Print the listing in full, keeping every line exactly as it is.
※ ※ ※
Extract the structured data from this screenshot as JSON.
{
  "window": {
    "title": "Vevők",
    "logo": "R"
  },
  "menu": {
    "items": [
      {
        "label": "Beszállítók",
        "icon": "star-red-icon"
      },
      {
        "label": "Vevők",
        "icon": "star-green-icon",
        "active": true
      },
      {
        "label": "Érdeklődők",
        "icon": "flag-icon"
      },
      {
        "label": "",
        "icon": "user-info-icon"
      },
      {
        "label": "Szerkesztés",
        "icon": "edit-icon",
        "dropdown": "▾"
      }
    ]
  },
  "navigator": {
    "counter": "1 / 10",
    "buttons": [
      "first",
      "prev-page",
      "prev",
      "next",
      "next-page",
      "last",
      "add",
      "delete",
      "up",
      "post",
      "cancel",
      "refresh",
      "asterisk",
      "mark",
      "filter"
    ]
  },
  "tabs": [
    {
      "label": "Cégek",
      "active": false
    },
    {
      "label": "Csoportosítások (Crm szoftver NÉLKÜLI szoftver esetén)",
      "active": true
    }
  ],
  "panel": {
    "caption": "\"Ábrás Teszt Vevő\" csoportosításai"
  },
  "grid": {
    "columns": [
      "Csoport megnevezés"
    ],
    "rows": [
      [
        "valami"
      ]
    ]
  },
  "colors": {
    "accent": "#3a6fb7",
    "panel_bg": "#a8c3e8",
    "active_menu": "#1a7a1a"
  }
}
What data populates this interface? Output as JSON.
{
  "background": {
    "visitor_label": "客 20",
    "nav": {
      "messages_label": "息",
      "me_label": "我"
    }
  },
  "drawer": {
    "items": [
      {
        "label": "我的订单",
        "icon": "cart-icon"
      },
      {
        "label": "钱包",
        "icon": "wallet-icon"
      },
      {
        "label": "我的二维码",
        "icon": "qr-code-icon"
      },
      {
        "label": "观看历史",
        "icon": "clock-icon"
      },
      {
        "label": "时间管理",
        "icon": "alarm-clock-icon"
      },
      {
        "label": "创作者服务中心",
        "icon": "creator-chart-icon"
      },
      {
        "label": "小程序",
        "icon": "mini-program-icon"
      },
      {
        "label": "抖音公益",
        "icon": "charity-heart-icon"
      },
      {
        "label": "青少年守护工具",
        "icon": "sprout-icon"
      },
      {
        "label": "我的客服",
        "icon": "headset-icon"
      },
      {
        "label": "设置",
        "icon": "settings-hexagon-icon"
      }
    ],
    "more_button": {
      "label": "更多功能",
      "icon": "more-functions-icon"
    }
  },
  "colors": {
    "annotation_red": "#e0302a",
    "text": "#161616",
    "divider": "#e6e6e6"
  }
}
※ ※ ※
Task output.
Extract the structured data from this screenshot as JSON.
{
  "window": {
    "title": "Vevők",
    "logo": "R"
  },
  "menu": {
    "items": [
      {
        "label": "Beszállítók",
        "icon": "star-red-icon"
      },
      {
        "label": "Vevők",
        "icon": "star-green-icon",
        "active": true
      },
      {
        "label": "Érdeklődők",
        "icon": "flag-icon"
      },
      {
        "label": "",
        "icon": "user-info-icon"
      },
      {
        "label": "Szerkesztés",
        "icon": "edit-icon",
        "dropdown": "▾"
      }
    ]
  },
  "navigator": {
    "counter": "1 / 10",
    "buttons": [
      "first",
      "prev-page",
      "prev",
      "next",
      "next-page",
      "last",
      "add",
      "delete",
      "up",
      "post",
      "cancel",
      "refresh",
      "asterisk",
      "mark",
      "filter"
    ]
  },
  "tabs": [
    {
      "label": "Cégek",
      "active": false
    },
    {
      "label": "Csoportosítások (Crm szoftver NÉLKÜLI szoftver esetén)",
      "active": true
    }
  ],
  "panel": {
    "caption": "\"Ábrás Teszt Vevő\" csoportosításai"
  },
  "grid": {
    "columns": [
      "Csoport megnevezés"
    ],
    "rows": [
      [
        "valami"
      ]
    ]
  },
  "colors": {
    "accent": "#3a6fb7",
    "panel_bg": "#a8c3e8",
    "active_menu": "#1a7a1a"
  }
}
What data populates this interface? Output as JSON.
{
  "background": {
    "visitor_label": "客 20",
    "nav": {
      "messages_label": "息",
      "me_label": "我"
    }
  },
  "drawer": {
    "items": [
      {
        "label": "我的订单",
        "icon": "cart-icon"
      },
      {
        "label": "钱包",
        "icon": "wallet-icon"
      },
      {
        "label": "我的二维码",
        "icon": "qr-code-icon"
      },
      {
        "label": "观看历史",
        "icon": "clock-icon"
      },
      {
        "label": "时间管理",
        "icon": "alarm-clock-icon"
      },
      {
        "label": "创作者服务中心",
        "icon": "creator-chart-icon"
      },
      {
        "label": "小程序",
        "icon": "mini-program-icon"
      },
      {
        "label": "抖音公益",
        "icon": "charity-heart-icon"
      },
      {
        "label": "青少年守护工具",
        "icon": "sprout-icon"
      },
      {
        "label": "我的客服",
        "icon": "headset-icon"
      },
      {
        "label": "设置",
        "icon": "settings-hexagon-icon"
      }
    ],
    "more_button": {
      "label": "更多功能",
      "icon": "more-functions-icon"
    }
  },
  "colors": {
    "annotation_red": "#e0302a",
    "text": "#161616",
    "divider": "#e6e6e6"
  }
}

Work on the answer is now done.